401 Children Died of Covid-19 in South Africa

401 Children Died of Covid-19 in South Africa

A total of 401 children died between March-May 2021 in South Africa (South Africa) after being infected with Covid-19. The data was disclosed by the National Institute of Communicable Diseases (NICD).

UMMATIMES - The NICD said there were 9,918 patient admissions at local hospitals related to Covid-19. Most of the patients were aged 19 and under during this period.

Data at the hospital said there were 9,443 patients. Of that number, as many as 401 patients died in hospital. "Among the deaths, 146 people (36.4 percent) were teenagers aged 15 to 19 years and 125 people (31.2 percent) were under one year old," the agency said. 1/7).

Many of the deaths occurred in children who had comorbid conditions. Reports show that HIV infection, diabetes mellitus, and heart disease are the most frequently reported deaths in pediatric patients. There are also reports of cases of asthma and chronic lung disease.

"Children with comorbid conditions exhibit a higher risk of death among children with underlying medical conditions," the NICD said.

Of the 9,443 children treated, they spent an average of four days in hospital. Around 619 pediatric patients have been admitted to intensive care units and 221 are dependent on ventilators. There is a possibility that more children will catch the coronavirus in the country.

The NICD said there were concerns about the possibility of limited testing in children leading to missed cases. From March to May 2021, the highest infections were among individuals aged 15 to 19. The NICD says that's when cluster outbreaks were reported.

About 15 thousand of the more than 1.5 million people who had been tested at the time, but excluded their age in the form. About 3,430 people ignore gender. Data was collected from public and private laboratories, and an online hospital surveillance system covering 647 private and public hospitals in the country.

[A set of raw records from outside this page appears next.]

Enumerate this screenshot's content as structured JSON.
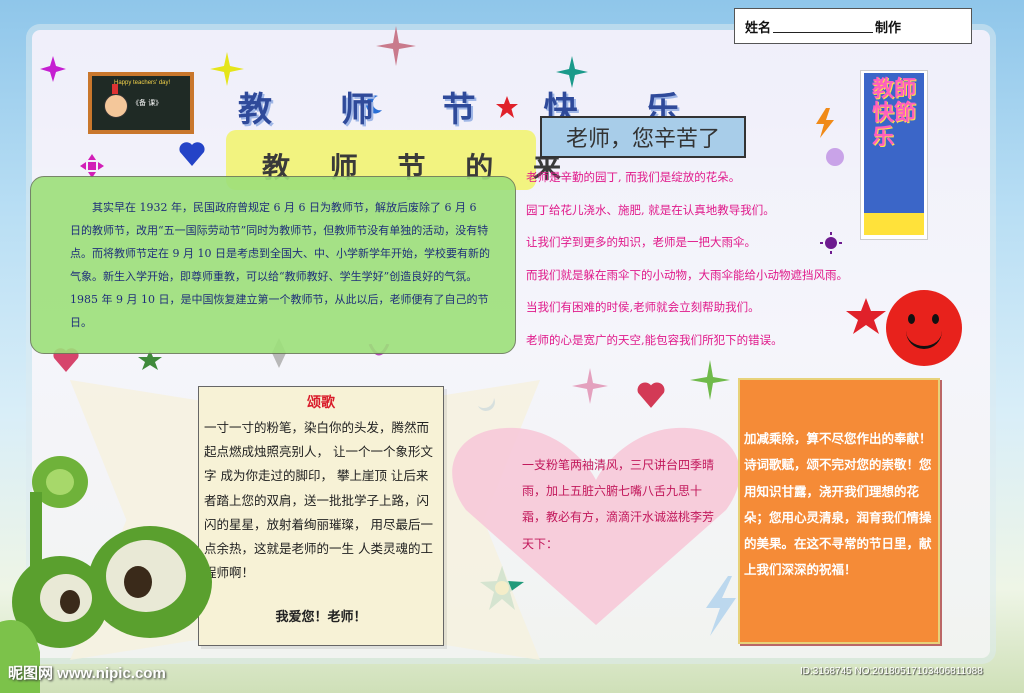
{
  "header": {
    "name_label": "姓名",
    "maker_label": "制作"
  },
  "board": {
    "caption": "Happy teachers' day!",
    "chalk_text": "《备 课》"
  },
  "titles": {
    "main": "教 师 节 快 乐",
    "origin": "教 师 节 的 来",
    "thanks": "老师，您辛苦了",
    "vertical_banner": "教師快節乐"
  },
  "origin_paragraph": "其实早在 1932 年，民国政府曾规定 6 月 6 日为教师节，解放后废除了 6 月 6 日的教师节，改用“五一国际劳动节”同时为教师节，但教师节没有单独的活动，没有特点。而将教师节定在 9 月 10 日是考虑到全国大、中、小学新学年开始，学校要有新的气象。新生入学开始，即尊师重教，可以给“教师教好、学生学好”创造良好的气氛。1985 年 9 月 10 日，是中国恢复建立第一个教师节，从此以后，老师便有了自己的节日。",
  "teacher_lines": [
    "老师是辛勤的园丁, 而我们是绽放的花朵。",
    "园丁给花儿浇水、施肥, 就是在认真地教导我们。",
    "让我们学到更多的知识，老师是一把大雨伞。",
    "而我们就是躲在雨伞下的小动物，大雨伞能给小动物遮挡风雨。",
    "当我们有困难的时侯,老师就会立刻帮助我们。",
    "老师的心是宽广的天空,能包容我们所犯下的错误。"
  ],
  "song": {
    "title": "颂歌",
    "body": "一寸一寸的粉笔，染白你的头发，腾然而起点燃成烛照亮别人， 让一个一个象形文字 成为你走过的脚印， 攀上崖顶 让后来者踏上您的双肩，送一批批学子上路，闪闪的星星，放射着绚丽璀璨， 用尽最后一点余热，这就是老师的一生 人类灵魂的工程师啊！",
    "closing": "我爱您！老师！"
  },
  "poem": "一支粉笔两袖清风，三尺讲台四季晴雨，加上五脏六腑七嘴八舌九思十霜，教必有方，滴滴汗水诚滋桃李芳天下：",
  "blessing": "加减乘除，算不尽您作出的奉献！诗词歌赋，颂不完对您的崇敬！您用知识甘露，浇开我们理想的花朵；您用心灵清泉，润育我们情操的美果。在这不寻常的节日里，献上我们深深的祝福！",
  "watermark": {
    "left": "昵图网 www.nipic.com",
    "right": "ID:3168745 NO:20180517103406811088"
  },
  "colors": {
    "title_blue": "#2f4a9a",
    "origin_green": "#9de07a",
    "pink_text": "#e0198a",
    "orange_box": "#f58b37",
    "heart_pink": "#f7c9d8"
  }
}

"Convincingly, the data show the peak in cases in the first and second waves does not appear to be related to the time of school opening, and cases remain low when schools open," the NICD said.

The NICD concluded that children and adolescents are substantially less likely to be diagnosed or hospitalized with Covid-19 than adults.